"They can also produce three-dimensional images of protein molecules in solution. Hence, scientists can both 'see' the proteins and understand how they function in the cells."

Fenn and Tanaka produced their breakthroughs in the late 1980s, transforming an analysis technique called mass spectrometry, which lets scientists rapidly identify a substance through its mass. Mass spectrometry is used in tests for doping and illegal drugs, for example.

The technique had been used on small or medium-sized molecules for much of the 20th Century. To extend the technique to large molecules, scientists have to make the individual molecules separate and spread out as a cloud in a gas without losing their original structure. Fenn and Tanaka were honored for finding two ways to accomplish that.

"Can you imagine? This happens to so few people," Fenn said when reached at his home in Richmond by The Associated Press. "So many other scientists dream about it. The odds are one in 100,000 or one in a millon."

Wuethrich was honored for improving a technique called nuclear magnetic resonance. The technique allows scientists to develop three-dimensional images of molecules in a solution, which is the natural environment of a protein in a cell.

Wuethrich's work allowed the technique to be used on large molecules like proteins. The first complete protein structure to be determined with his method was achieved in 1985.

Reached in Zurich, Wuethrich said he was "delighted and surprised" at being awarded the prize.

"I am glad that such a prize is coming to Switzerland," he told The Associated Press. "At a time when so much seems to be going wrong, this shows that certain things also have gone right."

The Nobel science awards were to culminate later Wednesday with the announcement of the economics prize, the only award not established in the will of Swedish industrialist Alfred Nobel, the inventor of dynamite.

The winner of the Nobel Prize in literature was to be named on Thursday in Stockholm and the Nobel Peace Prize was to be announced Friday in Oslo, Norway.

The prizes for medicine and physics were announced earlier this week.

For the second year in a row, the academy decided to award the chemistry and physics honors separately, changing a yearslong practice of announcing them the same day after determining that pairing the awards made it too easy for one to be overlooked.

The medicine, physics, chemistry, literature and peace prizes were first awarded in 1901. The Nobel Memorial Prize in Economic Sciences was established separately in 1968 by the Swedish central bank, but it is grouped with the other awards.

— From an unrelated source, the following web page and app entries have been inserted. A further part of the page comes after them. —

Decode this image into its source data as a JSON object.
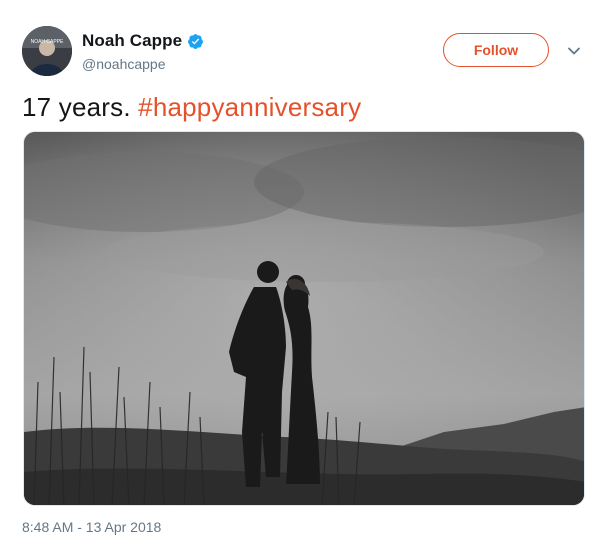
{
  "tweet": {
    "author": {
      "display_name": "Noah Cappe",
      "handle": "@noahcappe",
      "verified": true,
      "avatar_icon": "profile-photo",
      "avatar_overlay_text": "NOAH CAPPE"
    },
    "follow_label": "Follow",
    "menu_icon": "chevron-down-icon",
    "text_plain": "17 years. ",
    "hashtag": "#happyanniversary",
    "media_icon": "photo-couple-silhouette",
    "timestamp": "8:48 AM - 13 Apr 2018",
    "colors": {
      "accent": "#e5512a",
      "verified_blue": "#1da1f2",
      "secondary_text": "#657786",
      "primary_text": "#14171a"
    }
  }
}
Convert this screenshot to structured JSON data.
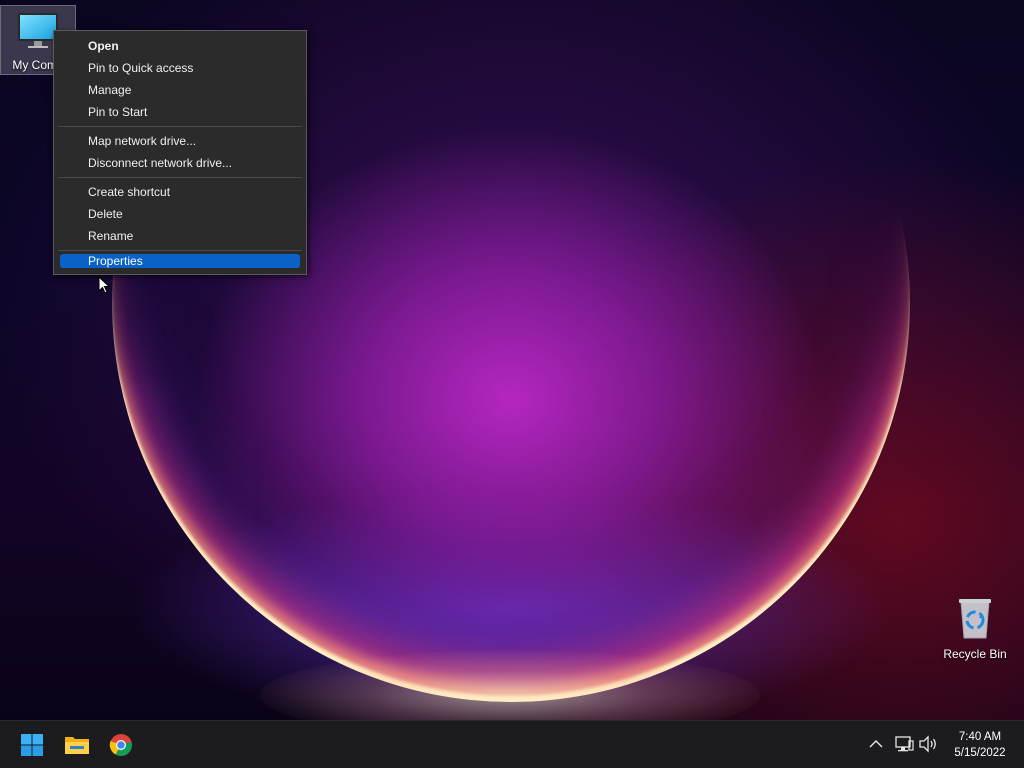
{
  "desktop": {
    "icons": {
      "computer": {
        "label": "My Comp",
        "icon": "computer-icon"
      },
      "recycle_bin": {
        "label": "Recycle Bin",
        "icon": "recycle-bin-icon"
      }
    }
  },
  "context_menu": {
    "groups": [
      [
        "Open",
        "Pin to Quick access",
        "Manage",
        "Pin to Start"
      ],
      [
        "Map network drive...",
        "Disconnect network drive..."
      ],
      [
        "Create shortcut",
        "Delete",
        "Rename"
      ],
      [
        "Properties"
      ]
    ],
    "default_item": "Open",
    "highlighted_item": "Properties"
  },
  "taskbar": {
    "pinned": [
      {
        "name": "Start",
        "icon": "windows-start-icon"
      },
      {
        "name": "File Explorer",
        "icon": "folder-icon"
      },
      {
        "name": "Google Chrome",
        "icon": "chrome-icon"
      }
    ],
    "tray": {
      "icons": [
        "chevron-up-icon",
        "network-icon",
        "volume-icon"
      ]
    },
    "clock": {
      "time": "7:40 AM",
      "date": "5/15/2022"
    }
  },
  "colors": {
    "highlight": "#0a62c9",
    "menu_bg": "#2b2b2b",
    "taskbar_bg": "#1c1c1e"
  }
}
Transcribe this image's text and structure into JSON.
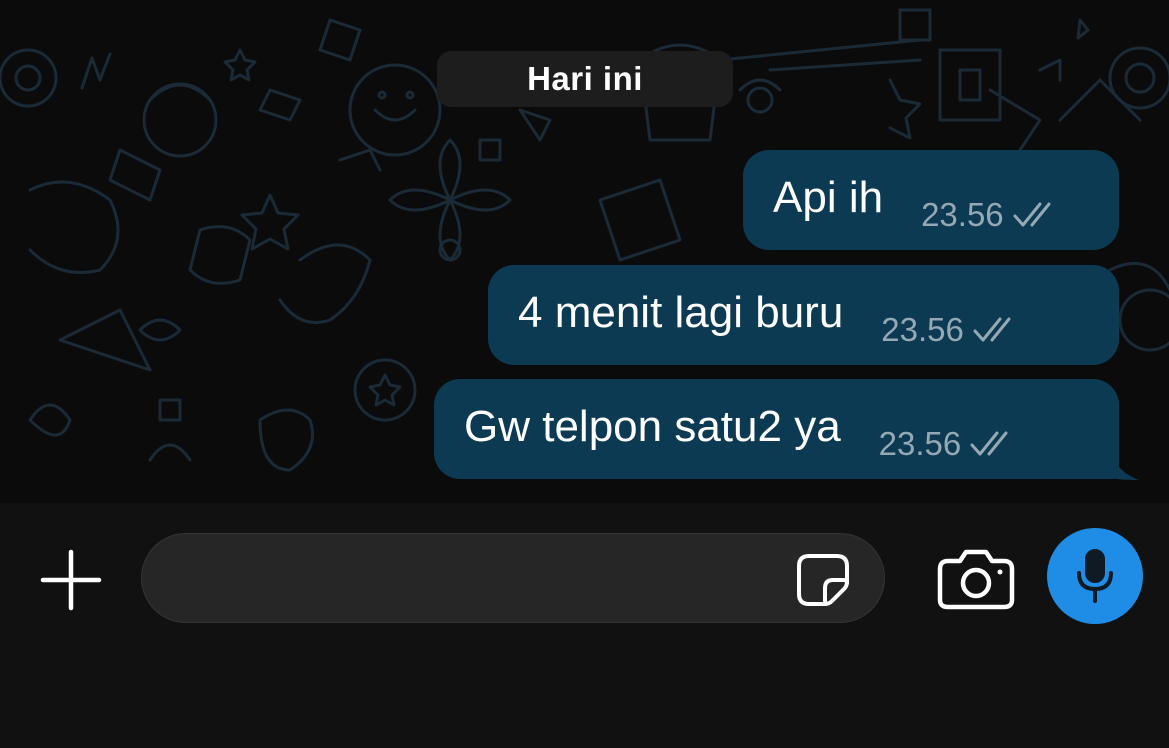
{
  "chat": {
    "date_separator": "Hari ini",
    "messages": [
      {
        "text": "Api ih",
        "time": "23.56",
        "status": "read-double-check"
      },
      {
        "text": "4 menit lagi buru",
        "time": "23.56",
        "status": "read-double-check"
      },
      {
        "text": "Gw telpon satu2 ya",
        "time": "23.56",
        "status": "read-double-check"
      }
    ]
  },
  "composer": {
    "placeholder": "",
    "value": "",
    "icons": {
      "add": "plus-icon",
      "sticker": "sticker-icon",
      "camera": "camera-icon",
      "voice": "microphone-icon"
    }
  },
  "colors": {
    "chat_background": "#0b0b0b",
    "outgoing_bubble": "#0c3a52",
    "timestamp": "#96a8b4",
    "date_chip": "#1d1d1d",
    "input_bar": "#111111",
    "input_field": "#262626",
    "accent_mic": "#1f8ce6"
  }
}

Nobel Foundation statutes stipulate that no more than three winners can share a prize and the scientific committees often choose the maximum number, finding it hard to single out researchers. Often the awards are given for discoveries made after decades of research.

Nobel gave little guidance other than to say the chemistry prize should go to those who "shall have conferred the greatest benefit on mankind" and "shall have made the most important chemical discovery or improvement."

The prizes are presented to the winners on Dec. 10, the anniversary of Nobel's death in 1896.